* [WORK TASK]:
The expected response is an exact repetition of every record, with images excluded.

--- SOURCE DATA Enclosed Below ---

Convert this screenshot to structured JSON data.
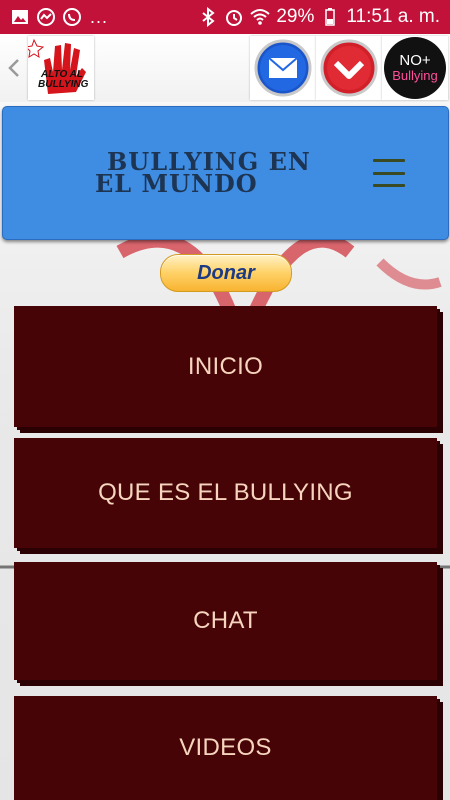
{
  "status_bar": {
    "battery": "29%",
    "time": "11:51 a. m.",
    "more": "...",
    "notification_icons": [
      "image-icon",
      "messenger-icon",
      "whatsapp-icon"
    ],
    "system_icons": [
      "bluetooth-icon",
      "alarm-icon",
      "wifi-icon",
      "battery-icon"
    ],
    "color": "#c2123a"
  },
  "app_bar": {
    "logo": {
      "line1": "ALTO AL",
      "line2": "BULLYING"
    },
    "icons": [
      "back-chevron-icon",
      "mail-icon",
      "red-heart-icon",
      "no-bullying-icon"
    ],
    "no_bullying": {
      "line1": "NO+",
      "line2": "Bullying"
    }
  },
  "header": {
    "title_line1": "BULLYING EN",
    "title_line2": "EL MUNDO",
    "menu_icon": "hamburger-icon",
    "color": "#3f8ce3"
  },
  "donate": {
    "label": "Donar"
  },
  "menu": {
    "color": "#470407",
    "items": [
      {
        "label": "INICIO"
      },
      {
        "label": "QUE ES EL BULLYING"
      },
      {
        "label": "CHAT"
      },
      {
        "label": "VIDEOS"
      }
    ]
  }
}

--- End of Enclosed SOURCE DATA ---

* [EXERCISE OUTPUT]:
Convert this screenshot to structured JSON data.
{
  "status_bar": {
    "battery": "29%",
    "time": "11:51 a. m.",
    "more": "...",
    "notification_icons": [
      "image-icon",
      "messenger-icon",
      "whatsapp-icon"
    ],
    "system_icons": [
      "bluetooth-icon",
      "alarm-icon",
      "wifi-icon",
      "battery-icon"
    ],
    "color": "#c2123a"
  },
  "app_bar": {
    "logo": {
      "line1": "ALTO AL",
      "line2": "BULLYING"
    },
    "icons": [
      "back-chevron-icon",
      "mail-icon",
      "red-heart-icon",
      "no-bullying-icon"
    ],
    "no_bullying": {
      "line1": "NO+",
      "line2": "Bullying"
    }
  },
  "header": {
    "title_line1": "BULLYING EN",
    "title_line2": "EL MUNDO",
    "menu_icon": "hamburger-icon",
    "color": "#3f8ce3"
  },
  "donate": {
    "label": "Donar"
  },
  "menu": {
    "color": "#470407",
    "items": [
      {
        "label": "INICIO"
      },
      {
        "label": "QUE ES EL BULLYING"
      },
      {
        "label": "CHAT"
      },
      {
        "label": "VIDEOS"
      }
    ]
  }
}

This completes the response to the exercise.